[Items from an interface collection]

────────────────────────────────────────

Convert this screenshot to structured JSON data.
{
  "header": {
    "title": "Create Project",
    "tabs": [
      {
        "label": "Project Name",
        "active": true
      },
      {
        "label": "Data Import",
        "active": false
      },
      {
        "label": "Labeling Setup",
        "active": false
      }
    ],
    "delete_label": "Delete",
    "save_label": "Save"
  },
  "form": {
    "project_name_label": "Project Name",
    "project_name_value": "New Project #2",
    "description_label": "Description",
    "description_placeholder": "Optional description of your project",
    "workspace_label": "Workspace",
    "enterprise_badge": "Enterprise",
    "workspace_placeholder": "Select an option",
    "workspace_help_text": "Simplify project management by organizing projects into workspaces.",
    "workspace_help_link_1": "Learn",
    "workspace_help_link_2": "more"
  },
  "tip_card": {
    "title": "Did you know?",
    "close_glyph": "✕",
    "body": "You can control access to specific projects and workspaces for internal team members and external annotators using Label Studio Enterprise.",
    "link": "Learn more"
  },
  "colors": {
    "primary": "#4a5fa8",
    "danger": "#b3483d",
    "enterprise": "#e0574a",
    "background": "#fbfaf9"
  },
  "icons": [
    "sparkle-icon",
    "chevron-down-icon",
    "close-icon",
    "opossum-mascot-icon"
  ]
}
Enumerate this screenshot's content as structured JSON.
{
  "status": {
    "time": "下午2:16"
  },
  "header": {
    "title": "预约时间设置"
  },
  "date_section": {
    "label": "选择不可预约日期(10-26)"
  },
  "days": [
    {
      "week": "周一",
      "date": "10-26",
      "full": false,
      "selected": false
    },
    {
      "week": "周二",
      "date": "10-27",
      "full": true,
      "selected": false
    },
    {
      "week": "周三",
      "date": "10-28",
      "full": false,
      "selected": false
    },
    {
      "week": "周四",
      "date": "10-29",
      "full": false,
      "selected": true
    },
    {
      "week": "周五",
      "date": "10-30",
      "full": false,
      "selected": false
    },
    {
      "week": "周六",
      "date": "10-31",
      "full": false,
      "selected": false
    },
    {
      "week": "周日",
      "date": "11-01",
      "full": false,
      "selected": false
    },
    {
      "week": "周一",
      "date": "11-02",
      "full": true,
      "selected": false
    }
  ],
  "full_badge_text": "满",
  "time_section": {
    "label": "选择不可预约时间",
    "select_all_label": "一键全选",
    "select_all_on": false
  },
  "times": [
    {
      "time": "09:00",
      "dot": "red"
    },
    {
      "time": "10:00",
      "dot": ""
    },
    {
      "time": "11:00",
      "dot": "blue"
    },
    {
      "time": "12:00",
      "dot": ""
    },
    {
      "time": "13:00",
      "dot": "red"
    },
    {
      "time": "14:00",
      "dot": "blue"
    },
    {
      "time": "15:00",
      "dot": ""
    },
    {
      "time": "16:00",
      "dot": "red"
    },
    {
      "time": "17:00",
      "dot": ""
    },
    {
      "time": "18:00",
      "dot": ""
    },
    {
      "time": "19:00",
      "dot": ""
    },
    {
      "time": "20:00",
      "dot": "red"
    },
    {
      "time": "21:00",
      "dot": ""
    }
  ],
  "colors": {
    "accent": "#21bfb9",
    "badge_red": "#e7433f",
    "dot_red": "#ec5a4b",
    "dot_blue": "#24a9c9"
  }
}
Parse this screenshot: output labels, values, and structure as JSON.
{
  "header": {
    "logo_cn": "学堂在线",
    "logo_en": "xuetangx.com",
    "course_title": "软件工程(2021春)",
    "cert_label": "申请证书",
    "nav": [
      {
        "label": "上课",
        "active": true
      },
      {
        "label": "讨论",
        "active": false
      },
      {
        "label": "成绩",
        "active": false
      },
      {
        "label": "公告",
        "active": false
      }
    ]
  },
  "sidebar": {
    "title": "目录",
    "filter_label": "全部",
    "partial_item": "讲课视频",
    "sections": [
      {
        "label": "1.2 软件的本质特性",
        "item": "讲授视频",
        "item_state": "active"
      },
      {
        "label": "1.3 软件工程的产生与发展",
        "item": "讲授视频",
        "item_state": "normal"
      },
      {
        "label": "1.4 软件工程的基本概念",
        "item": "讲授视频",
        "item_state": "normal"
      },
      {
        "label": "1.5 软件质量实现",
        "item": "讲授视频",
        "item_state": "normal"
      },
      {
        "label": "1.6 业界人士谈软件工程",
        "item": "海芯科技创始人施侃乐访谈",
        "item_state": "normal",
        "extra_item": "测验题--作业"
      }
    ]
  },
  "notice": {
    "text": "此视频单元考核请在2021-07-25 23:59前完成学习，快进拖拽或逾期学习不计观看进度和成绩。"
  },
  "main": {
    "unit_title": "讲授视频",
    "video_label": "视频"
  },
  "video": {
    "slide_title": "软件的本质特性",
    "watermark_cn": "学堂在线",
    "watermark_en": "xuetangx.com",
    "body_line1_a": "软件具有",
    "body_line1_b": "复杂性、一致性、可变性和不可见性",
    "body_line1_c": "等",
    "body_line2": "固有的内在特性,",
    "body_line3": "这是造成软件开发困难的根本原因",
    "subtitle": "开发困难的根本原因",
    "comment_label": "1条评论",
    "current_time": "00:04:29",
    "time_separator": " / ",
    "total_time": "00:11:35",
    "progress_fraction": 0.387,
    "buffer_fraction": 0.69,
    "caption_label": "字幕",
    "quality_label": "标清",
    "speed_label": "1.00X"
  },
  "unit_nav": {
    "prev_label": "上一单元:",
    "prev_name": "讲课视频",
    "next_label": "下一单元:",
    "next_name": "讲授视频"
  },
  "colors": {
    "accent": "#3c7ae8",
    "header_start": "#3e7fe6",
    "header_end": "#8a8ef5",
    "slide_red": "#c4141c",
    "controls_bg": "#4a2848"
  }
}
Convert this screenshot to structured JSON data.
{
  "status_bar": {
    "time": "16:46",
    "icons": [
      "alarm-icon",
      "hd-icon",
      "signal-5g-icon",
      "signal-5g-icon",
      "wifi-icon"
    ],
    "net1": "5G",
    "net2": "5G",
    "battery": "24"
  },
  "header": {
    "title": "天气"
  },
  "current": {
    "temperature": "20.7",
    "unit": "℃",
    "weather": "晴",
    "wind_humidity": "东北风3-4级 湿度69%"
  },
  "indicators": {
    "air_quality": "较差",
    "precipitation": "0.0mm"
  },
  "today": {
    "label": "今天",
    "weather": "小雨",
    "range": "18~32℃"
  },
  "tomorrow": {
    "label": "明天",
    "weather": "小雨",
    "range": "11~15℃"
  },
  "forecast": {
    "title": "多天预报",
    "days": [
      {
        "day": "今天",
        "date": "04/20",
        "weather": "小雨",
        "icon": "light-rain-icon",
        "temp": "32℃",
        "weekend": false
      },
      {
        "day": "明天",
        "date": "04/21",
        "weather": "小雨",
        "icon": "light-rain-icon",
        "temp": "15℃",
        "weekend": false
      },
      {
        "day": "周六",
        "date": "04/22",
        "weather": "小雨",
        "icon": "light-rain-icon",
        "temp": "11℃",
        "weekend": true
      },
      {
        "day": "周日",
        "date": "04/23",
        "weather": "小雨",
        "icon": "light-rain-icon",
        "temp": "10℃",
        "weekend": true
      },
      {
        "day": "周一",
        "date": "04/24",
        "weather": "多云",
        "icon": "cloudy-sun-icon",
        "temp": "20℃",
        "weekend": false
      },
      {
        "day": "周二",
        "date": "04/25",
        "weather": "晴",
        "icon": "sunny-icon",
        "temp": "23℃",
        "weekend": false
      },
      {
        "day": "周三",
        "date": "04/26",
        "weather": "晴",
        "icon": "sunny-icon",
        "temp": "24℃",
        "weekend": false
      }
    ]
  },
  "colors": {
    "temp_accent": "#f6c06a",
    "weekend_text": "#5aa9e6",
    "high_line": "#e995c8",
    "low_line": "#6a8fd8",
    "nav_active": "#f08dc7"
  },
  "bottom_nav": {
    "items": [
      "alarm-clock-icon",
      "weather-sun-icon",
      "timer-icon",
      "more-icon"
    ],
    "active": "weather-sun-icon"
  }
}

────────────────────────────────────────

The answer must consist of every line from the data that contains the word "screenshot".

**Result of the exercise**.
Convert this screenshot to structured JSON data.
Enumerate this screenshot's content as structured JSON.
Parse this screenshot: output labels, values, and structure as JSON.
Convert this screenshot to structured JSON data.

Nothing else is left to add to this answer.